    Among the issues businesses and individuals that handle PHI must address include:

    • Providing timely job-specific training of all employees regarding the protection of PHI;
    • Drafting and implementing policies and procedures to protect the PHI;
    • Considering what authorization from individuals is required when their PHI is subject to disclosure to other parties;
    • Breach notification in the event the PHI that is maintained is lost or stolen.

    As with all businesses in Texas, employers are also subject to identity theft protection laws under the Texas Business & Commerce Code which protect a category of information referred to as sensitive personal information (SPI). SPI includes an individual’s first name or initial and last name in combination with certain identifiers (e.g., social security number, driver’s license number, credit/debit card information, etc.). As with the protection of PHI, employers are required to have policies and procedures in place to protect SPI, which include notification to individuals whose SPI has been breached and the destruction of SPI which is no longer necessary for the employer to maintain.

    The Texas Attorney General enforces Texas privacy and security laws, and spot-checks and audits may be performed on businesses to ensure compliance. Penalties for a violation of the Act can range from $5,000 to $250,000 per violation, and for violations of identity theft protection laws, $2,000 to $50,000.

    Employers cannot afford to ignore these state law requirements requiring the strict protection of PHI and SPI. Policies and procedures for maintaining and protecting such information are imperative, as well as physical and technological safeguards to protect against data theft. The process for investigating and determining the nature and extent of a breach is costly, and includes costs associated with a forensic analyst/auditor, legal services, planning and making required disclosures, and business disruption. Employers are advised to perform a risk analysis of their data protection program and consider purchasing data breach insurance to cover expenses and losses in the event of a breach of PHI and/or SPI. Legal counsel can provide effective guidance on the specific coverage and exclusions in the insurance policy under consideration.

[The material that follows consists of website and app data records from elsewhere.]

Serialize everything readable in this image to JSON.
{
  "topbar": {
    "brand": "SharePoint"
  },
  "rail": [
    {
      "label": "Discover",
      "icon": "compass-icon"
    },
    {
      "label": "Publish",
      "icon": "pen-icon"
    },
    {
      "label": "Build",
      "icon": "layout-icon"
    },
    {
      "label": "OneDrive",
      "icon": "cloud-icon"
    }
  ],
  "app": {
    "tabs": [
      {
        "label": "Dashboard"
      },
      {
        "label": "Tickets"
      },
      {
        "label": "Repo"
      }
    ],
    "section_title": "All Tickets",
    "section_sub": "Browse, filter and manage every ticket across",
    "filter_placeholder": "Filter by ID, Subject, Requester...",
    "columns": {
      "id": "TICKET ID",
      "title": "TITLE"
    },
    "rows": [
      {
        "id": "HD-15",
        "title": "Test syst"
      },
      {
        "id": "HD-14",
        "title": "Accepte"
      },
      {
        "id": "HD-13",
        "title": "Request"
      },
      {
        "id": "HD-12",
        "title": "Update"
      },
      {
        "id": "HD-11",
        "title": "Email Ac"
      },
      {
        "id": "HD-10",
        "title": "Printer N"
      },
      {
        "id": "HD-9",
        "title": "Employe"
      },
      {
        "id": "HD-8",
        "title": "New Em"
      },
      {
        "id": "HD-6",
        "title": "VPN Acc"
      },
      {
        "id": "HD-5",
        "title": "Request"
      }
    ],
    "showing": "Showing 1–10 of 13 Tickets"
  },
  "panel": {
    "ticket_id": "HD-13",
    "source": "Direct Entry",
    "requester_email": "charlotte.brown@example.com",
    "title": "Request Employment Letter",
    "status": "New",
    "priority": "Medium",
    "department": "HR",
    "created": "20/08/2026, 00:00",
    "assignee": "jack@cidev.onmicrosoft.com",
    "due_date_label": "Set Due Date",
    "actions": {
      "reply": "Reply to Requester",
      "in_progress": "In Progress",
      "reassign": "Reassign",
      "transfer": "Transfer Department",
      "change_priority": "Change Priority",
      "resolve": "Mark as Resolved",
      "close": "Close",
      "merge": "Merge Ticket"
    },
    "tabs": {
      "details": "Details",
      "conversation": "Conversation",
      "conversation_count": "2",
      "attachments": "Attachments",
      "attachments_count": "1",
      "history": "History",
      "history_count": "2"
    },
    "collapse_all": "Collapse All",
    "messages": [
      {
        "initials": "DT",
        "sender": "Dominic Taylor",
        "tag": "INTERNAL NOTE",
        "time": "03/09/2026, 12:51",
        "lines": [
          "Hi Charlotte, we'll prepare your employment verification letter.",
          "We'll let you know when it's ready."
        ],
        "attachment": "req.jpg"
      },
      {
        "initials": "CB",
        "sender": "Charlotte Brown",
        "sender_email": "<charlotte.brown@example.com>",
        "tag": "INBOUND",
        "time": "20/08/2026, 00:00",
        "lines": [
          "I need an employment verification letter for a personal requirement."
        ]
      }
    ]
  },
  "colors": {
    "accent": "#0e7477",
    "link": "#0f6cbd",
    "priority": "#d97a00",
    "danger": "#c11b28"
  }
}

    For additional information regarding Texas privacy and security requirements, please contact:

    Click here to print a copy of the Employment Alert.

Advanced Search

Clear Filters